Supply chains are complex, with many levels of transactions, and often stretch around the world. Despite years of effort by technology brands to ensure their suppliers are compliant with codes of conduct and conducting audits, it remains very difficult to obtain complete assurance that their products are free from child labour beyond their first level of suppliers. Publicly traded US-based companies are required to report on materials sourced from conflict zones in their annual disclosures to the Securities and Exchange Commission.

According to Dawn Jutla, founder and CEO of Peer Ledger, “What is happening in the Democratic Republic of Congo is clearly the largest humanitarian crisis in our lifetime. A lot of the money that’s funding the conflict is coming from the minerals sector and control over those mines. People in the community are suffering, including artisanal miners.
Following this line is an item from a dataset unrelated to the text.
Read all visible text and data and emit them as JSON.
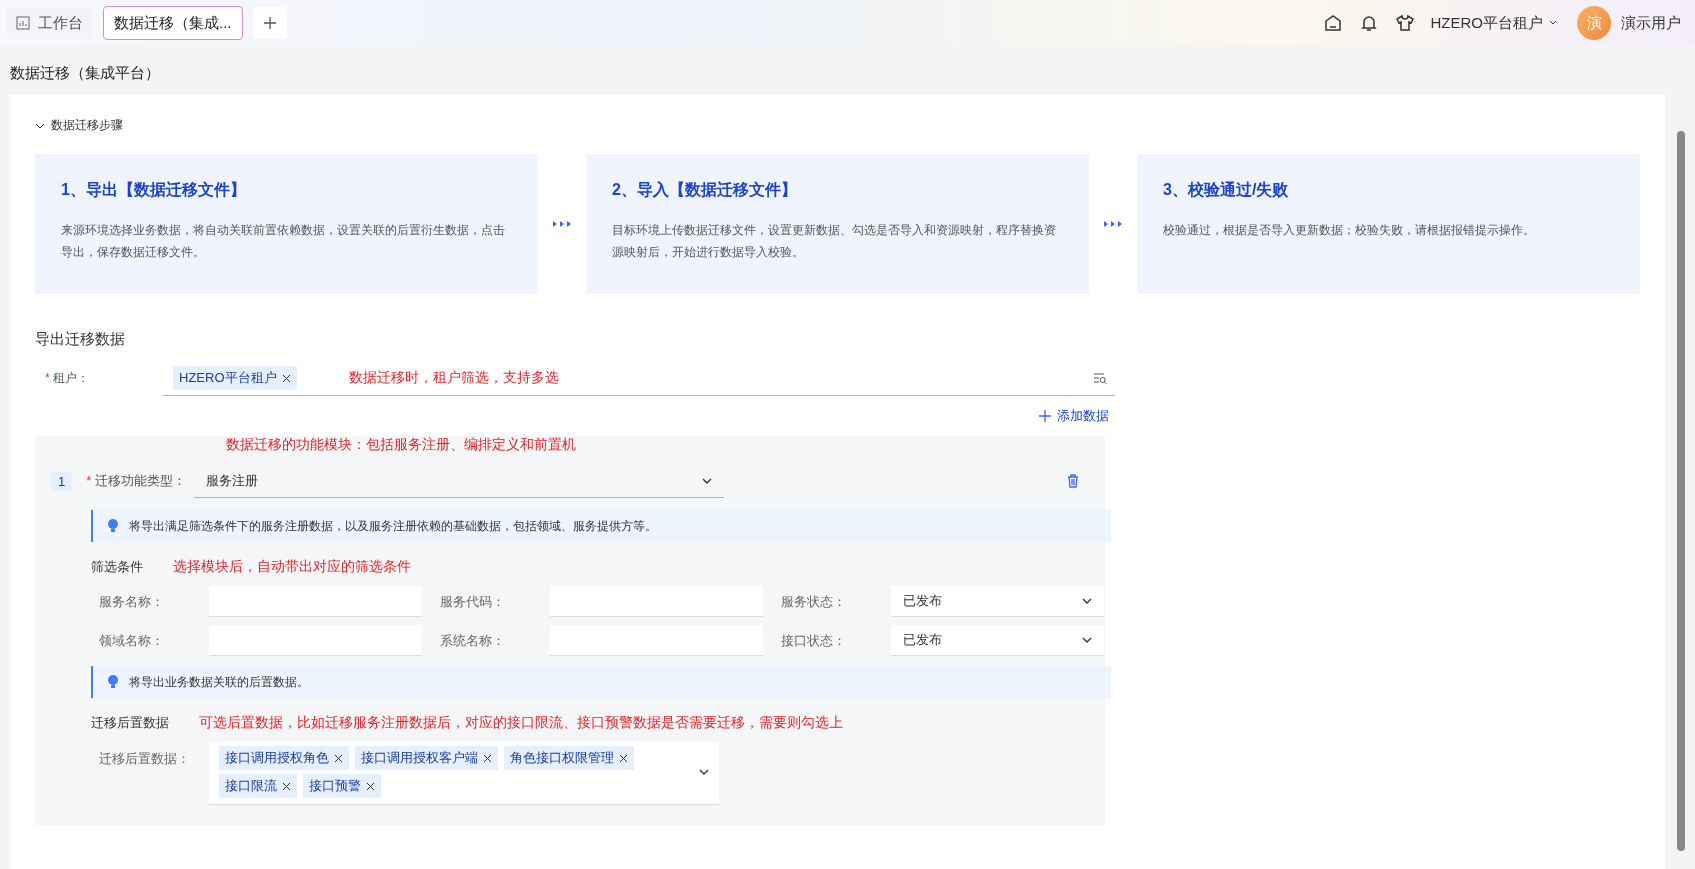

It was a compelling beachhead case to work on and so we knew that the work we were embarking on was purposeful and that it would be impactful.”

Knowing that companies of all sizes are looking for solutions to reduce risk and improve compliance in their supply chains, in 2016 Peer Ledger’s first investor, J. Michael Durland, and his colleague Sunil Kashyap, suggested applying blockchain to responsible sourcing of conflict minerals. Dr. Durland provided the initial capital to start building the MIMOSI blockchain platform. It was the opportunity that impact investors are looking for: the intersection between investing in a company that can provide measurable social impact and the potential for financial returns.
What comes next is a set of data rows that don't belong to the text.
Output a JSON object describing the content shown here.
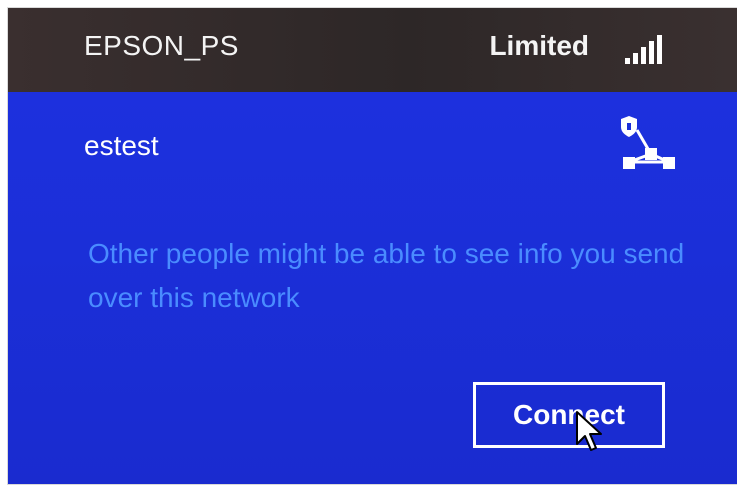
{
  "networks": [
    {
      "ssid": "EPSON_PS",
      "status": "Limited",
      "icon": "wifi-signal-icon"
    }
  ],
  "selected_network": {
    "ssid": "estest",
    "icon": "shield-network-icon",
    "warning": "Other people might be able to see info you send over this network",
    "connect_label": "Connect"
  },
  "colors": {
    "panel_blue": "#1a2bd4",
    "warning_text": "#4a8cff",
    "top_bar": "#2d2727"
  }
}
What is an Impact Investor?

Impact investors choose investments based on their potential for financial return as well as measurable social or environmental impact.

There were $9.2 billion in Impact Investment assets in Canada in 2015, an increase of 123% in two years (source: RIA).
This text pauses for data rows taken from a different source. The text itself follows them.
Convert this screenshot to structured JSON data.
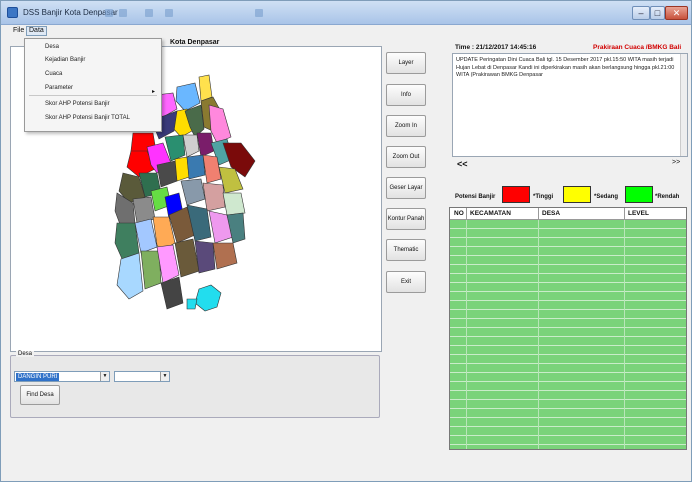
{
  "window": {
    "title": "DSS Banjir Kota Denpasar"
  },
  "menu": {
    "file": "File",
    "data": "Data"
  },
  "data_menu": {
    "items": [
      "Desa",
      "Kejadian Banjir",
      "Cuaca",
      "Parameter",
      "Skor AHP Potensi Banjir",
      "Skor AHP Potensi Banjir TOTAL"
    ],
    "submenu_arrow": "▸"
  },
  "map": {
    "title": "Kota Denpasar"
  },
  "toolbar": [
    "Layer",
    "Info",
    "Zoom In",
    "Zoom Out",
    "Geser Layar",
    "Kontur Panah",
    "Thematic",
    "Exit"
  ],
  "weather": {
    "time_label": "Time : 21/12/2017 14:45:16",
    "forecast_title": "Prakiraan Cuaca /BMKG Bali",
    "update_text": "UPDATE Peringatan Dini Cuaca Bali tgl. 15 Desember 2017 pkl.15:50 WITA masih terjadi Hujan Lebat di Denpasar Kandi ini diperkirakan masih akan berlangsung hingga pkl.21:00 WITA (Prakirawan BMKG Denpasar",
    "nav_prev": "<<",
    "nav_next": ">>"
  },
  "legend": {
    "label": "Potensi Banjir",
    "items": [
      {
        "text": "*Tinggi",
        "color": "#ff0000"
      },
      {
        "text": "*Sedang",
        "color": "#ffff00"
      },
      {
        "text": "*Rendah",
        "color": "#00ff00"
      }
    ]
  },
  "table": {
    "columns": [
      "NO",
      "KECAMATAN",
      "DESA",
      "LEVEL"
    ]
  },
  "desa_panel": {
    "group_label": "Desa",
    "combo1_value": "DANGIN PURI",
    "combo2_value": "",
    "find_button": "Find Desa"
  },
  "colors": {
    "grid_green": "#7ad37a",
    "accent_blue": "#3072c9",
    "forecast_red": "#d10000"
  }
}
Purpose at the heart of business strategy

Peer Ledger’s blockchain platform can benefit many types of supply chains. Jutla sees opportunities to help food manufacturers to increase safety standards in their supply chains, automakers to improve safety standards by rooting out counterfeit parts and – with the legalization of cannabis in Canada – the opportunity to provide assurance in the provenance, distribution, and sales process.

Peer Ledger’s purpose helps keep their business strategy on track, especially when the buzz around cryptocurrencies started to build. According to Jutla, “For us start-ups it’s very important to be able to focus. And at the same time, we are also scanning for opportunities. Our strategy aligns with purpose and values and helps us decide what we will do, as well as what we won’t do.” As a result, Peer Ledger decided to avoid doing their own coin to raise money, and is supporting their business through alliances to get strong business partners in sectors that matter.

Aligning values to grow

Peer Ledger’s growth strategy depends on their ability to create strategic partnerships with other organizations and investors that share their values. “The customers and business partners who are coming to us are innovators and they see the potential of what our MIMOSI blockchain platform can do for them, that fits very well with their sustainability goals and their purpose,” says Jutla, and the same is true for investors. “When we choose them, we line up our values of caring with their and their companies’ values. And that’s very important for us as we go forward.”

Peer Ledger has a bright future and is a Nova Scotian start-up to watch.